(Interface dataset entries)
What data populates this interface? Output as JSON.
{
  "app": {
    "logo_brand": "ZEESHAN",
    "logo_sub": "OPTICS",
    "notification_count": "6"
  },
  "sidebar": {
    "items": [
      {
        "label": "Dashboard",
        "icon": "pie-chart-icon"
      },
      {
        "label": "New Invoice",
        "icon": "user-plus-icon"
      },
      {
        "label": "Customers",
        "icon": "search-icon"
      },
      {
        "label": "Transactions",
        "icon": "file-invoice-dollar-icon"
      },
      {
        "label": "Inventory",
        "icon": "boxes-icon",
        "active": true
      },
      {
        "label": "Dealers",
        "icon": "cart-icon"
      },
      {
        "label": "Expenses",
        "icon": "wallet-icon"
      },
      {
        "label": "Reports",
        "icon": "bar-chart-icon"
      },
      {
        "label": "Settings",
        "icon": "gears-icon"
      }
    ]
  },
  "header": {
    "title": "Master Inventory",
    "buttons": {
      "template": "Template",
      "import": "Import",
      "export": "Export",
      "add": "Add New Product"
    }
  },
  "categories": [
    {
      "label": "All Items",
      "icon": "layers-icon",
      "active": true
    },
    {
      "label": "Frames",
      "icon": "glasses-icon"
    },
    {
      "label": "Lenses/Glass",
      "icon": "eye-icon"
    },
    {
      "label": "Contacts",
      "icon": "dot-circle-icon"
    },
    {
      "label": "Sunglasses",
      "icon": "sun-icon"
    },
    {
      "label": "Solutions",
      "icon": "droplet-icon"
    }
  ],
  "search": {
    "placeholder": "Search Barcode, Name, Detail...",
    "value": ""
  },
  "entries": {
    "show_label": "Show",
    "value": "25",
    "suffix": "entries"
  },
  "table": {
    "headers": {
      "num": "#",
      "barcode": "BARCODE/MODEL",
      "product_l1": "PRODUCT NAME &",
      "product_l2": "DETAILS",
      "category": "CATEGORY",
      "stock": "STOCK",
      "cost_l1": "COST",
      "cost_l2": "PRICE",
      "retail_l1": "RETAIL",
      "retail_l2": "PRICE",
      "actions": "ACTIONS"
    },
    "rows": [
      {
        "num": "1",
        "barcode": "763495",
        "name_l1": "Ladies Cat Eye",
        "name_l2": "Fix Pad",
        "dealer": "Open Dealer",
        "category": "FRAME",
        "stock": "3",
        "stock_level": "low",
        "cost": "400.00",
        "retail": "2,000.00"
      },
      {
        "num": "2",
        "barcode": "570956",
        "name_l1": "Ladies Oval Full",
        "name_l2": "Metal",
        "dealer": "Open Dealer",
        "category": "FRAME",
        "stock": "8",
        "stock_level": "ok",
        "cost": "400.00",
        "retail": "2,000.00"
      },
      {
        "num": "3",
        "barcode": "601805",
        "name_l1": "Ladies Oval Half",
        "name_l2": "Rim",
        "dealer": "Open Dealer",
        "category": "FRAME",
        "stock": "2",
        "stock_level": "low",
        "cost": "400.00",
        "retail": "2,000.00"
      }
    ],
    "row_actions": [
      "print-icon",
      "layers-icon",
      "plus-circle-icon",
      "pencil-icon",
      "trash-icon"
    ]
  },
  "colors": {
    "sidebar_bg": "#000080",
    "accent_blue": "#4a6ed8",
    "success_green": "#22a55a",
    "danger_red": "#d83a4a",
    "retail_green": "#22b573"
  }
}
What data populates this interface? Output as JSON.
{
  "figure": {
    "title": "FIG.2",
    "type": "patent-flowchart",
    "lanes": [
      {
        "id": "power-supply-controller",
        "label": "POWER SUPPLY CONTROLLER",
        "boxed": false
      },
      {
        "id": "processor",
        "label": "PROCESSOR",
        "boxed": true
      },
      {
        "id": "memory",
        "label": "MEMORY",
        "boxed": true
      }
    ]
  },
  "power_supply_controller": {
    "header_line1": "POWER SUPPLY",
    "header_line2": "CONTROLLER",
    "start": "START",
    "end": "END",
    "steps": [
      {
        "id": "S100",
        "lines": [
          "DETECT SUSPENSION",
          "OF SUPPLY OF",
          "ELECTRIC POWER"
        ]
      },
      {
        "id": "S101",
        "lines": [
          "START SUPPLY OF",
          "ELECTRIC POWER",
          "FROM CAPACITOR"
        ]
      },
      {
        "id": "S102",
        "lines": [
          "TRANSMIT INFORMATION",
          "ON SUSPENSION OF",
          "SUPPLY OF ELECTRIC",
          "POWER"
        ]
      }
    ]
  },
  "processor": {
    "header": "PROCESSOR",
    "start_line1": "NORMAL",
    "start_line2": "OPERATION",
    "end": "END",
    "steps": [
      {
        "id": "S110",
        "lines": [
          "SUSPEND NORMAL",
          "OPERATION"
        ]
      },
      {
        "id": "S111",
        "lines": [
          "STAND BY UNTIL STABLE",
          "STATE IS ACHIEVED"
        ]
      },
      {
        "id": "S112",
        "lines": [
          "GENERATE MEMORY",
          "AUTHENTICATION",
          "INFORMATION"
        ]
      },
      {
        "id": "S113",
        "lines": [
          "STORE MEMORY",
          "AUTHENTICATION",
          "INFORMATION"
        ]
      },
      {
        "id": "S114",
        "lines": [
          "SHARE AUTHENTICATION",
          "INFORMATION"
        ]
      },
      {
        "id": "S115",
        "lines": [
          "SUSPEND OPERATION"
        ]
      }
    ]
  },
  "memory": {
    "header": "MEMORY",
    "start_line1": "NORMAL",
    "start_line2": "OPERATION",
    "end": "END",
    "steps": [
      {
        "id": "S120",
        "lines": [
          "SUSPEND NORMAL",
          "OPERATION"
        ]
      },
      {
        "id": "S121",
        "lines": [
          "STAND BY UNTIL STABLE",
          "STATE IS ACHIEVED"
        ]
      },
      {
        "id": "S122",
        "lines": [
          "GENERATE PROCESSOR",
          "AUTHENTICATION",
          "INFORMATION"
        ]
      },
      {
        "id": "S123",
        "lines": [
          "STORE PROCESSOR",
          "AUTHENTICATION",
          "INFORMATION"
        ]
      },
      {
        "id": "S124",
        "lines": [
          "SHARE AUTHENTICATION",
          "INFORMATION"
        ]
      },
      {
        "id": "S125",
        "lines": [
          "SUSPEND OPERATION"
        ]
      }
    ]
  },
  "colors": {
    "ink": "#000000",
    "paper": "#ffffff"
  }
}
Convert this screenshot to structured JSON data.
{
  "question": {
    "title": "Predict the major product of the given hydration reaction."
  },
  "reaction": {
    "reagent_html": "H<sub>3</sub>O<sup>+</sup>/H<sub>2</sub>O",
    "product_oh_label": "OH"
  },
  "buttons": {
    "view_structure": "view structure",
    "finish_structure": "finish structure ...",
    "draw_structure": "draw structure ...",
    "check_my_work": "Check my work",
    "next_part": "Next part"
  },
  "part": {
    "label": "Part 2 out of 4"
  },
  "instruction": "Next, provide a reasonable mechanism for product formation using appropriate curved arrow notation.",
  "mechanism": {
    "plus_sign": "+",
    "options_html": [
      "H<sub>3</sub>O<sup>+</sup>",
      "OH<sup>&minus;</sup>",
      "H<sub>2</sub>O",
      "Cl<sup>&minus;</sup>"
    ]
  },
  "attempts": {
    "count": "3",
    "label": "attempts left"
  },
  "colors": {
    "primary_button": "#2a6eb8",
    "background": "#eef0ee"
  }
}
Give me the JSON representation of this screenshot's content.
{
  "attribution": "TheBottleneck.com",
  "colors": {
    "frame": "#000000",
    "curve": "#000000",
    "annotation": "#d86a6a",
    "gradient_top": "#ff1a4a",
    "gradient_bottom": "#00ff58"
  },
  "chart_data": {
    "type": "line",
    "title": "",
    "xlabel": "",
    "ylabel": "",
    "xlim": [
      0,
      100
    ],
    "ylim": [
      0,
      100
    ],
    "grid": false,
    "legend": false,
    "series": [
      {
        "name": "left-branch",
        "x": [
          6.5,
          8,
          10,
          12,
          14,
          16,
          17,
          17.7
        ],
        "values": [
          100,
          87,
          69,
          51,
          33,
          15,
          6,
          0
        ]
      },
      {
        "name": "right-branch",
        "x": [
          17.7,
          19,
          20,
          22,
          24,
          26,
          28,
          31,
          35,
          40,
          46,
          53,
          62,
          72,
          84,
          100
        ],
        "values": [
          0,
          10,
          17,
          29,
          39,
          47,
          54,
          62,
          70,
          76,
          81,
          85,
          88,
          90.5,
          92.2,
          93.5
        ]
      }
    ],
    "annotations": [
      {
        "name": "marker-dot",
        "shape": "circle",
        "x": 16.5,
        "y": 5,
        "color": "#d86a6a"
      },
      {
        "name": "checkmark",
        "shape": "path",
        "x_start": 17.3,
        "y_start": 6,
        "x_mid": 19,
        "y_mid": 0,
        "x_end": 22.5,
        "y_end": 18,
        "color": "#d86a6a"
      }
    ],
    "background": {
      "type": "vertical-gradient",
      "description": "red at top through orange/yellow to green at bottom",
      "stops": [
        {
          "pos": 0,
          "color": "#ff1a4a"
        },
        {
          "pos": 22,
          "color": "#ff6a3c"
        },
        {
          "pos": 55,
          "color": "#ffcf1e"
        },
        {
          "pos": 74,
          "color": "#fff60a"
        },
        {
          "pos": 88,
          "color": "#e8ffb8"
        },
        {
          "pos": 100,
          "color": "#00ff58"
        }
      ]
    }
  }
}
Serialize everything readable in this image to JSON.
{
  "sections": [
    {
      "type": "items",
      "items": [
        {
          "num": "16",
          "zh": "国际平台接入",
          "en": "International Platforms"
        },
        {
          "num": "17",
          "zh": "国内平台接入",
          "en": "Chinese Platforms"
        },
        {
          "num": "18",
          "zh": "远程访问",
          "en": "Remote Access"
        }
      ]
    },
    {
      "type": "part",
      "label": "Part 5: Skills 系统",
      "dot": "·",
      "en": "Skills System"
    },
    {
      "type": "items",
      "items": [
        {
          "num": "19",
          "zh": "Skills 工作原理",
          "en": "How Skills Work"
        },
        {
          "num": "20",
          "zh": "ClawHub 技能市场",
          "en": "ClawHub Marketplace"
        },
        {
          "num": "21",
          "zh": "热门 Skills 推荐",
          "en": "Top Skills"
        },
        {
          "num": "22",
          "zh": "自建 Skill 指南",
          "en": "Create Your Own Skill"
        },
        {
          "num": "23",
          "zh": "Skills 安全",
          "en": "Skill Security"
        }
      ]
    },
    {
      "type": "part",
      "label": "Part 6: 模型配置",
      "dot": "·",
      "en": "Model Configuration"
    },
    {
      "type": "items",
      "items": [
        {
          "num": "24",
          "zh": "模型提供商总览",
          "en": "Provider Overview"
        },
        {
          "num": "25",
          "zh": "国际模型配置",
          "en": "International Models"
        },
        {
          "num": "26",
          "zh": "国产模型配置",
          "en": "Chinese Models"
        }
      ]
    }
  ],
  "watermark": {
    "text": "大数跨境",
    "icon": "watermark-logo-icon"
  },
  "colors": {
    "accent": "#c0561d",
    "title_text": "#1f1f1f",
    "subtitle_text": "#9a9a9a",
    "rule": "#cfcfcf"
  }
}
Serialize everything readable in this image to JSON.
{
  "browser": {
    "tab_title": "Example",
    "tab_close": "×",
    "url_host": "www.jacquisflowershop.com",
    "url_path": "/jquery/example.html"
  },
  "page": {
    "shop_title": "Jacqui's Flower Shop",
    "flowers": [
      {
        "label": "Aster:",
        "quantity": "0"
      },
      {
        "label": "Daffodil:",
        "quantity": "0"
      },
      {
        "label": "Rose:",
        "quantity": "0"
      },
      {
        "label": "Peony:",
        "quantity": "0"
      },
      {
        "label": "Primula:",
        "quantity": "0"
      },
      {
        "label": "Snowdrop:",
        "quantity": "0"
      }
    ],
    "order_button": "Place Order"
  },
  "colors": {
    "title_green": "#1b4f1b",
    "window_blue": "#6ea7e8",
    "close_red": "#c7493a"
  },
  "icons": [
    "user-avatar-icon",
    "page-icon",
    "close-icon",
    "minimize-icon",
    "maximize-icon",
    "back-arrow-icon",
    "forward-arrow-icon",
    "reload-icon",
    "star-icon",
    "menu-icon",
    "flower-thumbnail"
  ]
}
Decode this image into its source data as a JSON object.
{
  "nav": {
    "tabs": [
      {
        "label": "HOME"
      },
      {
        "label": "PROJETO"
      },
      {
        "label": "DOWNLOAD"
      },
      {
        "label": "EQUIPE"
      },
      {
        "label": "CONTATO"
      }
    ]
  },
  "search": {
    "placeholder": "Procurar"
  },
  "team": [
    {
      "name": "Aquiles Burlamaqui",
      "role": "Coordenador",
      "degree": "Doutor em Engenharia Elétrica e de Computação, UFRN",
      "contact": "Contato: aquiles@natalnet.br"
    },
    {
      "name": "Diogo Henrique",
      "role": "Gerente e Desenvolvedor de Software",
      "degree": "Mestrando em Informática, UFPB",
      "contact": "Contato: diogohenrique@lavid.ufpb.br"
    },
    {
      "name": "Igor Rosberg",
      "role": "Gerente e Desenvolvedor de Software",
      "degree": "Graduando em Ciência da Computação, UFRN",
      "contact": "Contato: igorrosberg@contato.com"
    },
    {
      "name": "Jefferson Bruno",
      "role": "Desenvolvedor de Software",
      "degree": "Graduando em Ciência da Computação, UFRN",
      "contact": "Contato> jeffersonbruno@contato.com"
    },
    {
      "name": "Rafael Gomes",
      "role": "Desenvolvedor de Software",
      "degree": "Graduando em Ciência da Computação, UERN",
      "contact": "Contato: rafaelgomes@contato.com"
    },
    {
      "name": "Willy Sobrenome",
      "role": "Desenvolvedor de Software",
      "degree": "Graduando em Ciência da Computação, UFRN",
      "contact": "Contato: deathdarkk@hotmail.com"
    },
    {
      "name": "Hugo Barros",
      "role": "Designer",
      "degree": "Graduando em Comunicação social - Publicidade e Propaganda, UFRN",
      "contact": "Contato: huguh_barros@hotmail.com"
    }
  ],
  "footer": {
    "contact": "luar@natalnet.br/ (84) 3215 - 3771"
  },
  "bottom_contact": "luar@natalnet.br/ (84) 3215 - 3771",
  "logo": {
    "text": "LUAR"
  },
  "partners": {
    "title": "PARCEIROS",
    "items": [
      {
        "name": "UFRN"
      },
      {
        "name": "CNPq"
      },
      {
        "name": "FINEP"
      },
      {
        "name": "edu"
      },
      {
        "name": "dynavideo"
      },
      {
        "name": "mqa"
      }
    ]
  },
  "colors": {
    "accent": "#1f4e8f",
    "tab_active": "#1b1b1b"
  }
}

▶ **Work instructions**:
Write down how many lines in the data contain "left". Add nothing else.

▶ **Problem solution**:
2